From crying to explicit scenes of sexual encounters, Tatsumi tackles masculinity and manhood in every one of his comics. Every comic can be seen as making a parallel between the loss of the war and the loss of manhood in the characters’ of the narrative. In Tatsumi’s second comic, “Just A Man,” we can see the main character falling down a mindless pattern of decisions in order to reap his revenge against his wife. He decides to cheat on her with women he can buy and even a woman at his job but nothing fills his sense of emptiness. This same emptiness can be felt in “Night Falls Again” where a man who hardly speaks visits peep shows and participates in voyeurism. The cycle continues for him at the end of the narrative when he finds himself visiting a peep show once again.

Phallic symbols are also all over the novel but actual penis’ are not ever drawn. For example, in “Rash” the main character on page 105, row two, panel two, speaks about his manhood and controlling the rash on his penis but the comic shows us a silhouette of a mushroom. Similarly on the last page of that same comic we can see he left his “manhood” in the bed of the woman he wanted to have sexual relations with. In the comic “Night Falls Again.” on page 140, row 3, panel 3, the character masturbates in the park but all that is seen is a hand grasping the darkness and then ejaculating. The character’s manhood had been literally removed by the artist. In “Just a Man,” the main character explicitly relates the cannon on page 52 to his “own youthful vigor” relating it to his penis and the penis being the epitome of youth, vigor, and manhood.

The depiction of women in this comic series is also extremely interesting as the characters that are women are often idealized, fetishized, or demoralized. However, all of the women have their own minds and feelings.
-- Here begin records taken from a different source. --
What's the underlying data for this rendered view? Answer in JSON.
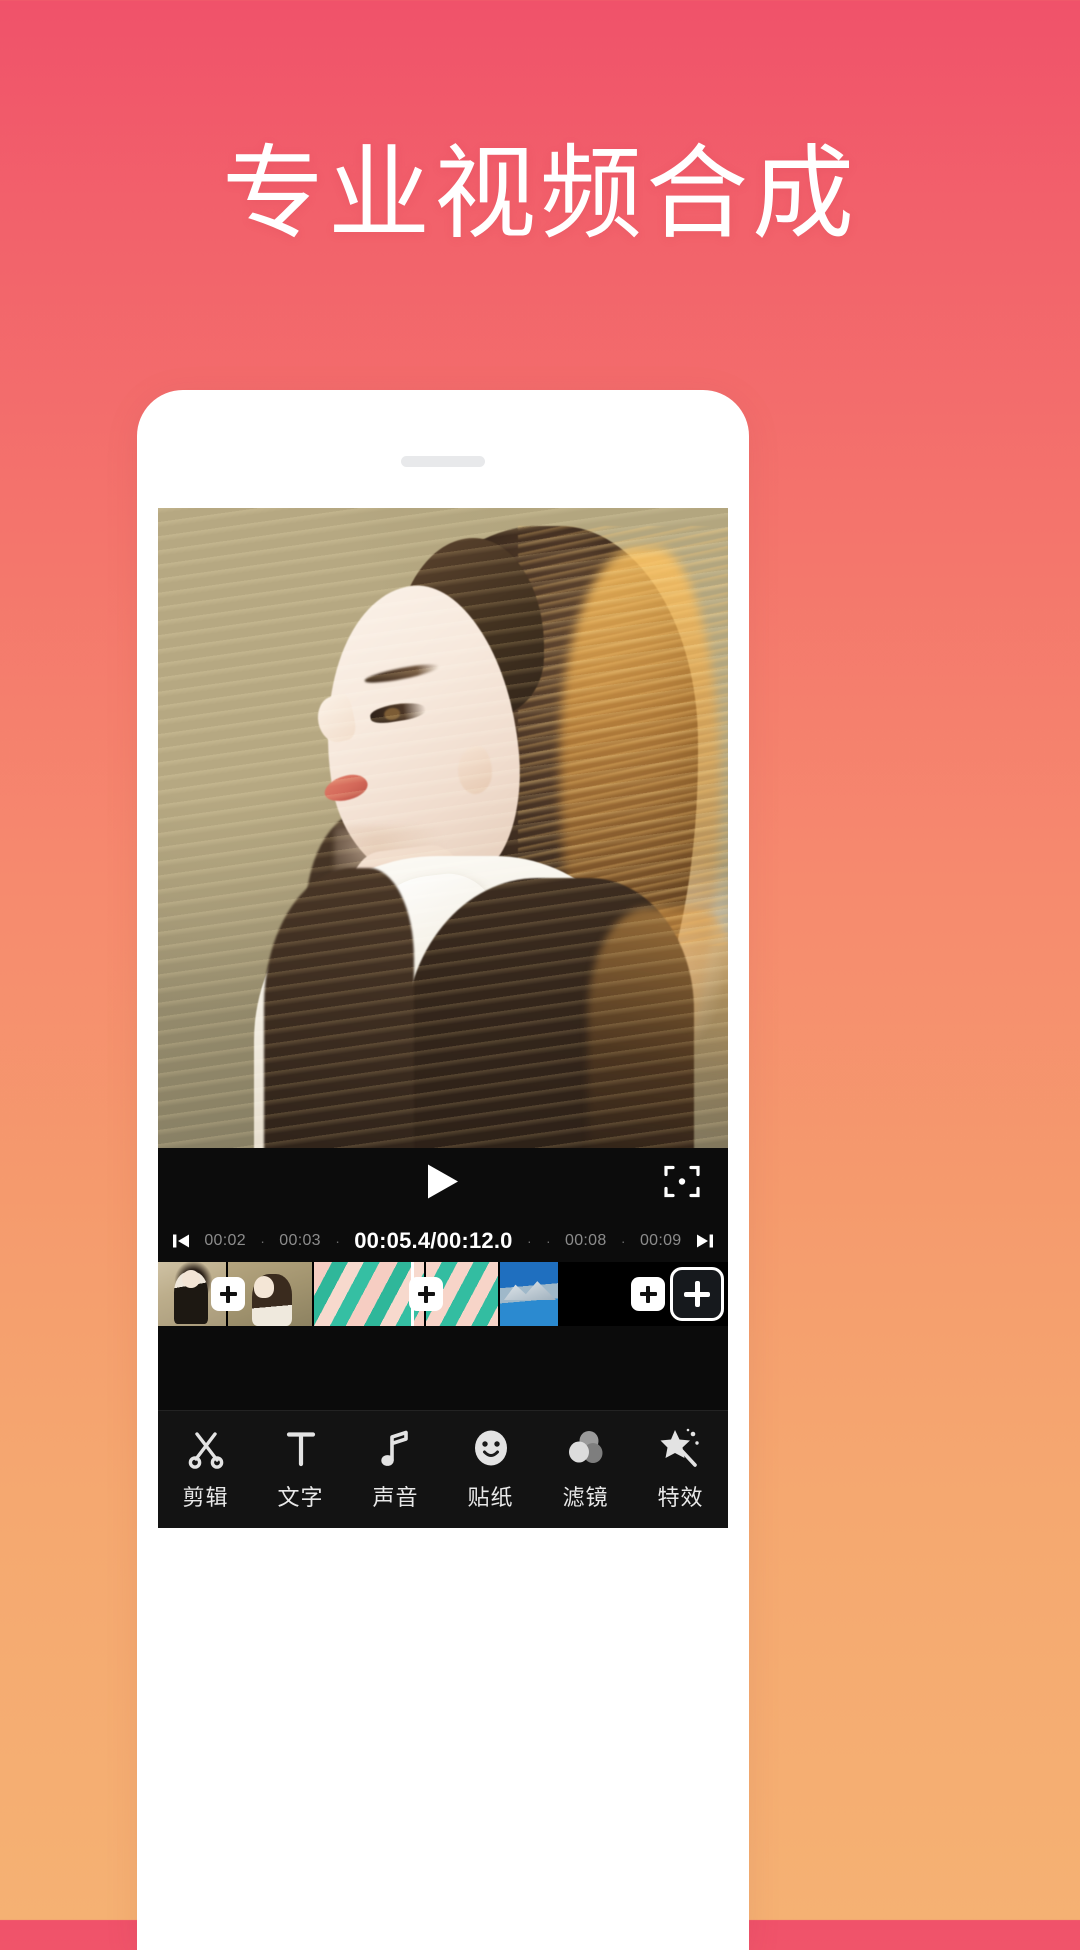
{
  "page": {
    "headline": "专业视频合成",
    "background": {
      "top_color": "#f0526a",
      "bottom_color": "#f5b173"
    }
  },
  "phone": {
    "speaker_name": "speaker-grille"
  },
  "editor": {
    "preview": {
      "alt": "portrait of a woman with long hair in golden sunlight"
    },
    "controls": {
      "play_icon": "play-icon",
      "crop_icon": "crop-frame-icon"
    },
    "ruler": {
      "jump_start_icon": "skip-to-start-icon",
      "jump_end_icon": "skip-to-end-icon",
      "left_ticks": [
        "00:02",
        "00:03"
      ],
      "right_ticks": [
        "00:08",
        "00:09"
      ],
      "dot": "·",
      "current_time": "00:05.4",
      "separator": "/",
      "total_time": "00:12.0",
      "time_display": "00:05.4/00:12.0"
    },
    "timeline": {
      "transition_label": "+",
      "add_clip_label": "+",
      "clips": [
        {
          "name": "clip-1"
        },
        {
          "name": "clip-2"
        },
        {
          "name": "clip-3"
        },
        {
          "name": "clip-4"
        },
        {
          "name": "clip-5"
        }
      ]
    },
    "toolbar": [
      {
        "label": "剪辑",
        "icon": "scissors-icon"
      },
      {
        "label": "文字",
        "icon": "text-t-icon"
      },
      {
        "label": "声音",
        "icon": "music-note-icon"
      },
      {
        "label": "贴纸",
        "icon": "smiley-sticker-icon"
      },
      {
        "label": "滤镜",
        "icon": "filter-circles-icon"
      },
      {
        "label": "特效",
        "icon": "magic-wand-star-icon"
      }
    ]
  }
}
The one comic that may deviate from this is “Woman in the Mirror” where Tatsumi’s character is a male that dresses up as a woman. This character emphasizes the general feelings of emptiness and missing identity that all of the character’s in Tatsumi’s work seem to feel. In “Life is So Sad,” Akemi, has virtually no personality except that her only purpose is to stay virtuous for her scumbag of a boyfriend/husband. The blood on her sheets she keeps as a memory to the night of her lost virginity. However, on her last night of waiting she decides to sleep with a man from the bar she works at. Her identity was always tied to this virtuosity and now that she need not be virtuous, she decides to live her own life. Later, she appears in “Click, Click, Click,” where she is free to be herself as a prostitute fulfilling desires as she pleases. Lastly, Mariko in “Goodbye” has sex with her father in attempt to plummet herself deeper into her clear depression. She cannot find love in the American solider, her father, or anyone else as she is forced to sell her body to survive. Perhaps she hopes the shame her father feels will keep him away and she often drowns her sorrows in an alcoholic beverage. As a character she is independent in that she finds her own means to pay for her life but it is clear her emotion health depends upon the actions of others.


Goodbye by Tatsumi